Your goal: Reproduce the listing exactly. Omit pictures.

Data for processing:

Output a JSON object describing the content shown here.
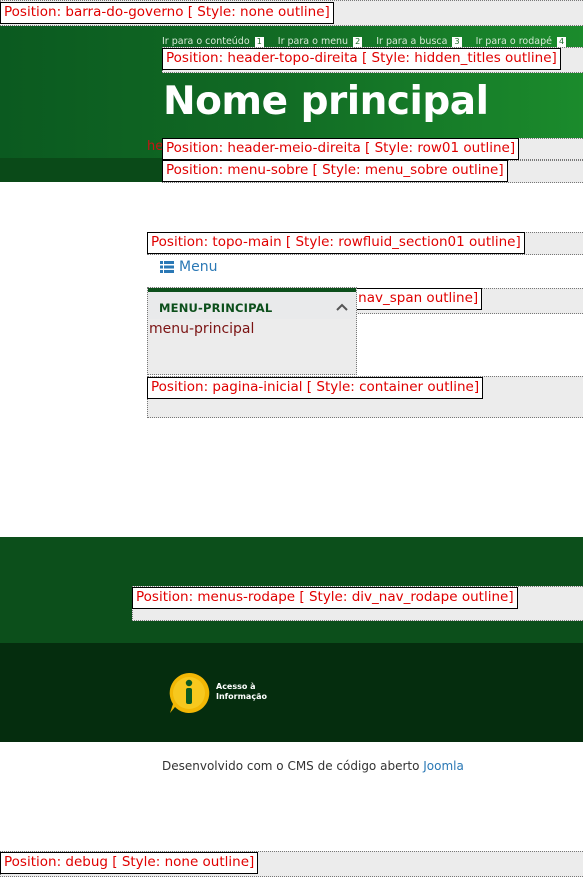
{
  "positions": {
    "barra_do_governo": "Position: barra-do-governo [ Style: none outline]",
    "header_topo_direita": "Position: header-topo-direita [ Style: hidden_titles outline]",
    "header_meio_direita": "Position: header-meio-direita [ Style: row01 outline]",
    "menu_sobre": "Position: menu-sobre [ Style: menu_sobre outline]",
    "topo_main": "Position: topo-main [ Style: rowfluid_section01 outline]",
    "nav_span_partial": "e: nav_span outline]",
    "pagina_inicial": "Position: pagina-inicial [ Style: container outline]",
    "menus_rodape": "Position: menus-rodape [ Style: div_nav_rodape outline]",
    "debug": "Position: debug [ Style: none outline]"
  },
  "accessibility": [
    {
      "label": "Ir para o conteúdo",
      "key": "1"
    },
    {
      "label": "Ir para o menu",
      "key": "2"
    },
    {
      "label": "Ir para a busca",
      "key": "3"
    },
    {
      "label": "Ir para o rodapé",
      "key": "4"
    }
  ],
  "header": {
    "title": "Nome principal",
    "partial_text": "he"
  },
  "menu": {
    "toggle_label": "Menu",
    "module_title": "MENU-PRINCIPAL",
    "module_item": "menu-principal"
  },
  "footer": {
    "access_info_line1": "Acesso à",
    "access_info_line2": "Informação",
    "credits_text": "Desenvolvido com o CMS de código aberto ",
    "credits_link": "Joomla"
  },
  "colors": {
    "header_green": "#116a24",
    "footer_green": "#0c4f1b",
    "footer_dark": "#052d0e",
    "outline_label_red": "#e00000",
    "link_blue": "#2a78b5"
  }
}
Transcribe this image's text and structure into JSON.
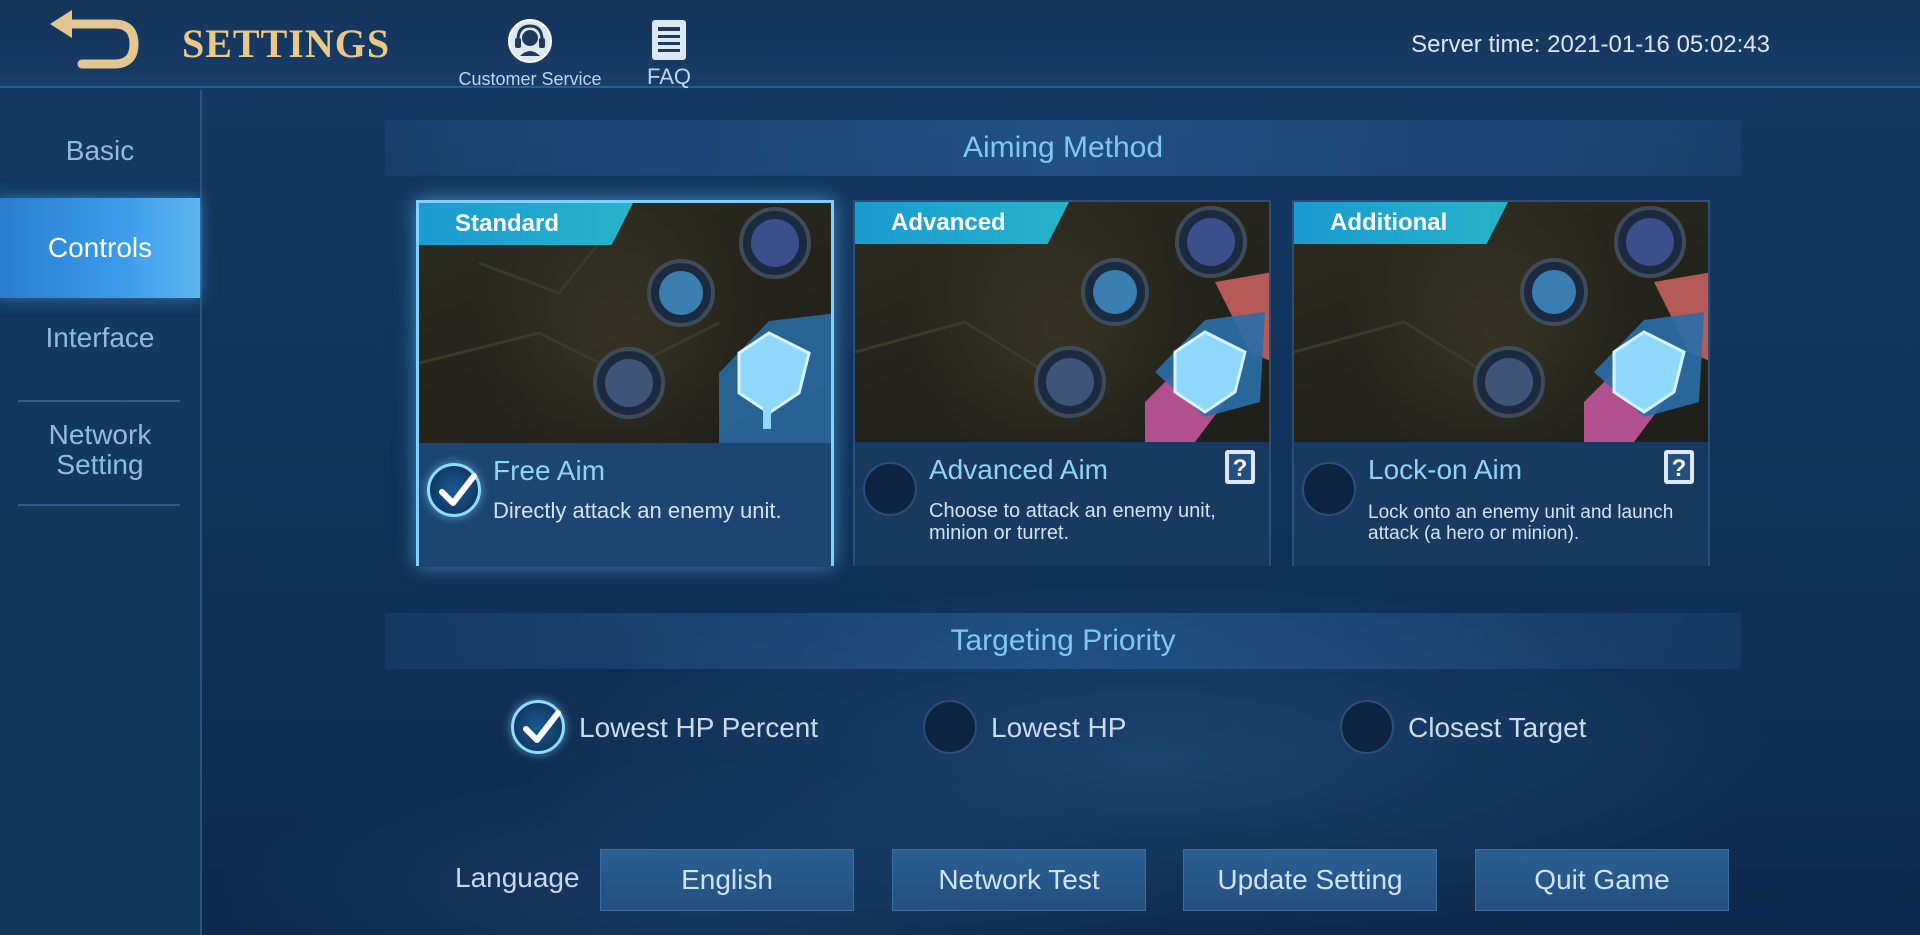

Task answer:
Output a JSON object describing the content shown here.
{
  "positions": {
    "barra_do_governo": "Position: barra-do-governo [ Style: none outline]",
    "header_topo_direita": "Position: header-topo-direita [ Style: hidden_titles outline]",
    "header_meio_direita": "Position: header-meio-direita [ Style: row01 outline]",
    "menu_sobre": "Position: menu-sobre [ Style: menu_sobre outline]",
    "topo_main": "Position: topo-main [ Style: rowfluid_section01 outline]",
    "nav_span_partial": "e: nav_span outline]",
    "pagina_inicial": "Position: pagina-inicial [ Style: container outline]",
    "menus_rodape": "Position: menus-rodape [ Style: div_nav_rodape outline]",
    "debug": "Position: debug [ Style: none outline]"
  },
  "accessibility": [
    {
      "label": "Ir para o conteúdo",
      "key": "1"
    },
    {
      "label": "Ir para o menu",
      "key": "2"
    },
    {
      "label": "Ir para a busca",
      "key": "3"
    },
    {
      "label": "Ir para o rodapé",
      "key": "4"
    }
  ],
  "header": {
    "title": "Nome principal",
    "partial_text": "he"
  },
  "menu": {
    "toggle_label": "Menu",
    "module_title": "MENU-PRINCIPAL",
    "module_item": "menu-principal"
  },
  "footer": {
    "access_info_line1": "Acesso à",
    "access_info_line2": "Informação",
    "credits_text": "Desenvolvido com o CMS de código aberto ",
    "credits_link": "Joomla"
  },
  "colors": {
    "header_green": "#116a24",
    "footer_green": "#0c4f1b",
    "footer_dark": "#052d0e",
    "outline_label_red": "#e00000",
    "link_blue": "#2a78b5"
  }
}
Transcribe this image's text and structure into JSON.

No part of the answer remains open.